ORLANDO -- By January 2012, all U.S. cell phones will have a common micro-USB interface that will allow universal external power chargers to use the port, CTIA Chairman Dan Hesse announced at a keynote at CTIA here today.
The variety of charging ports used in cell phones and smartphones today has irritated American users for years, especially as Europe moved forward on a common micro USB interface for data devices.
For many phone customers, chargers and their wires clutter desk drawers, and when they become outdated are hard to recycle.
Noting CTIA's strong commitment to green technology, Hesse got a round of applause from thousands of attendees after announcing plans for the common charger interface.
CTIA represents nearly all the U.S. wireless carriers as well as manufacturers selling devices in the U.S. The common charger interface apparently represents an agreement across various companies, although Hesse didn't elaborate.
Hesse's mention of the Jan. 1, 2012 date indicates that the Universal Charging Solution is still on track. It was first endorsed in April 2009 by the CTIA after the Open Mobile Terminal Platform standards group developed it and the GSM Association adopted it.
Noting the applause, Hesse remarked, "It's been a pet peeve of mine for a long time and I'm sure it's yours too."
The European Union in 2009 defined the Common External Power Supply for use with data-enabled mobile phones sold in the EU, in an attempt to reduce waste from the number of mobile phone battery chargers.
Hesse is also CEO of Sprint Nextel, the third largest wireless carrier in the U.S. with about 50 million subscribers.
He didn't reference the planned $39 billion takeover of fourth-place T-Mobile USA by AT&T in his comments.
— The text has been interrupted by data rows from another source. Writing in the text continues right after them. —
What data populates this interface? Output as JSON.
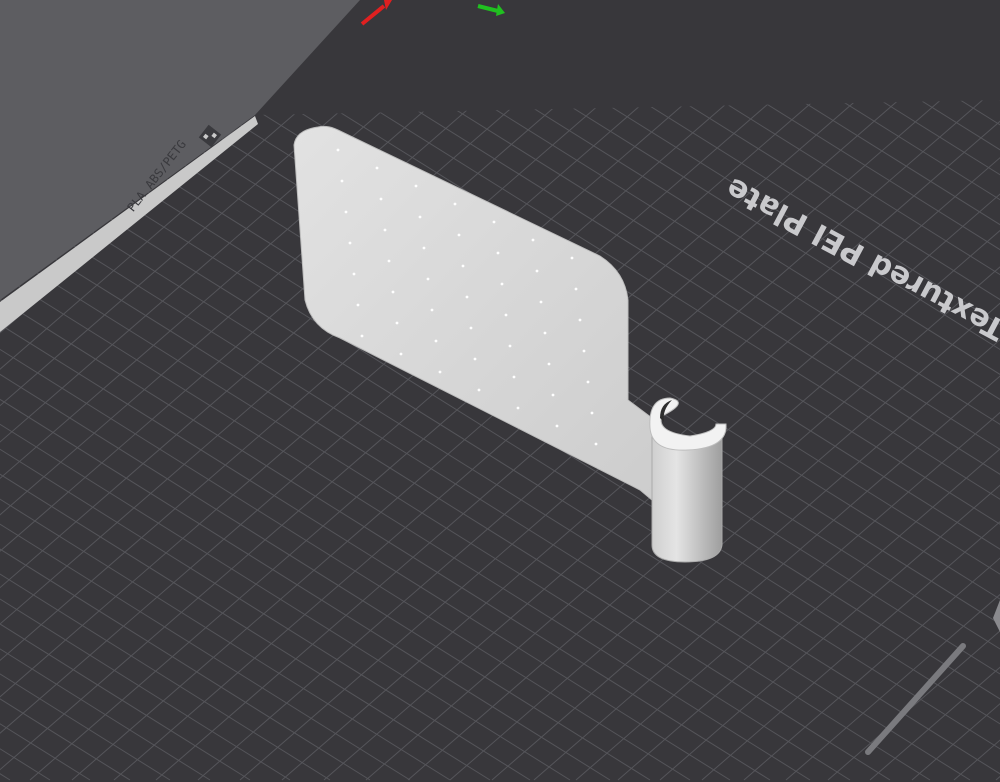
{
  "viewport": {
    "background_color": "#5d5d61",
    "plate_color": "#38373b",
    "grid_color": "#55555a",
    "model_color": "#d9d9d9"
  },
  "bed": {
    "plate_name": "Textured PEI Plate",
    "side_label": "PLA ABS/PETG",
    "side_label_icon": "plate-type-icon"
  },
  "axes": {
    "x_color": "#e02020",
    "y_color": "#20c020"
  },
  "model": {
    "type": "phone-stand-plate-with-clip",
    "hole_pattern": "dot-grid"
  }
}
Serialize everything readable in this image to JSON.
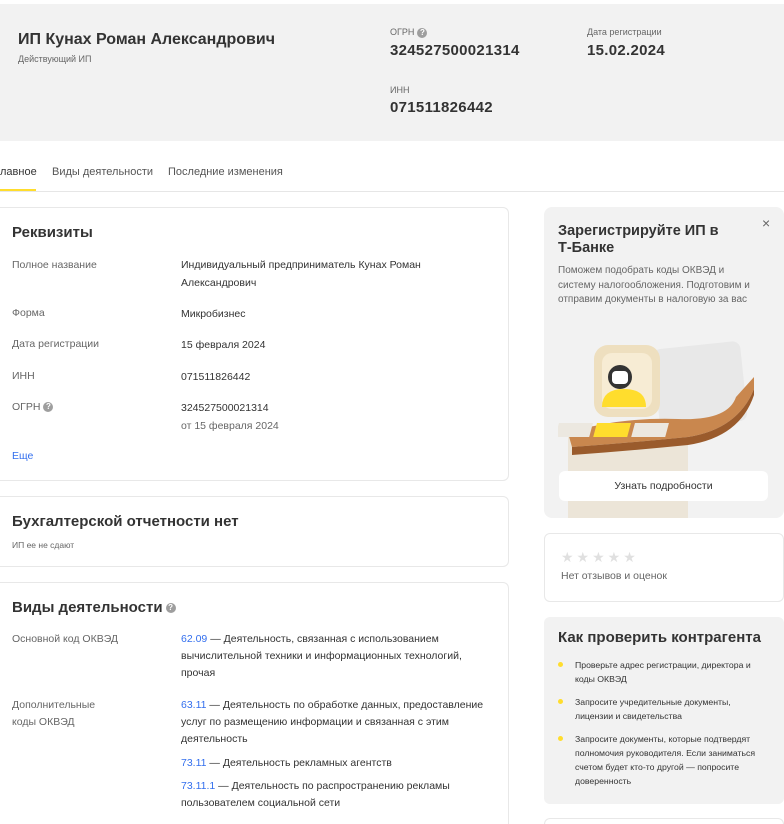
{
  "header": {
    "company_name": "ИП Кунах Роман Александрович",
    "status": "Действующий ИП",
    "ogrn_label": "ОГРН",
    "ogrn_value": "324527500021314",
    "reg_label": "Дата регистрации",
    "reg_value": "15.02.2024",
    "inn_label": "ИНН",
    "inn_value": "071511826442"
  },
  "tabs": [
    {
      "label": "лавное"
    },
    {
      "label": "Виды деятельности"
    },
    {
      "label": "Последние изменения"
    }
  ],
  "requisites": {
    "title": "Реквизиты",
    "full_name_label": "Полное название",
    "full_name_value": "Индивидуальный предприниматель Кунах Роман Александрович",
    "form_label": "Форма",
    "form_value": "Микробизнес",
    "reg_label": "Дата регистрации",
    "reg_value": "15 февраля 2024",
    "inn_label": "ИНН",
    "inn_value": "071511826442",
    "ogrn_label": "ОГРН",
    "ogrn_value": "324527500021314",
    "ogrn_sub": "от 15 февраля 2024",
    "more": "Еще"
  },
  "accounting": {
    "title": "Бухгалтерской отчетности нет",
    "subtitle": "ИП ее не сдают"
  },
  "activities": {
    "title": "Виды деятельности",
    "main_label": "Основной код ОКВЭД",
    "main_code": "62.09",
    "main_desc": " — Деятельность, связанная с использованием вычислительной техники и информационных технологий, прочая",
    "additional_label": "Дополнительные коды ОКВЭД",
    "additional": [
      {
        "code": "63.11",
        "desc": " — Деятельность по обработке данных, предоставление услуг по размещению информации и связанная с этим деятельность"
      },
      {
        "code": "73.11",
        "desc": " — Деятельность рекламных агентств"
      },
      {
        "code": "73.11.1",
        "desc": " — Деятельность по распространению рекламы пользователем социальной сети"
      }
    ]
  },
  "promo": {
    "title": "Зарегистрируйте ИП в Т‑Банке",
    "text": "Поможем подобрать коды ОКВЭД и систему налогообложения. Подготовим и отправим документы в налоговую за вас",
    "close": "×",
    "button": "Узнать подробности"
  },
  "reviews": {
    "stars": "★★★★★",
    "text": "Нет отзывов и оценок",
    "rating": 0
  },
  "check": {
    "title": "Как проверить контрагента",
    "items": [
      "Проверьте адрес регистрации, директора и коды ОКВЭД",
      "Запросите учредительные документы, лицензии и свидетельства",
      "Запросите документы, которые подтвердят полномочия руководителя. Если заниматься счетом будет кто-то другой — попросите доверенность"
    ]
  },
  "icons": {
    "help": "help-circle-icon",
    "close": "close-icon",
    "star": "star-icon"
  },
  "colors": {
    "accent": "#ffdd2d",
    "link": "#336fee",
    "panel": "#f2f2f2"
  }
}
Once merged, AT&T would have 130 million subscribers, while Verizon Wireless would be second largest with about 91 million.
Sprint's stock declined 13% on Monday after the AT&T takeover was announced, owing to analyst concerns that as the third largest carrier, Sprint would need to merge to stay viable or develop more low-end services.
Sign up for Computerworld eNewsletters.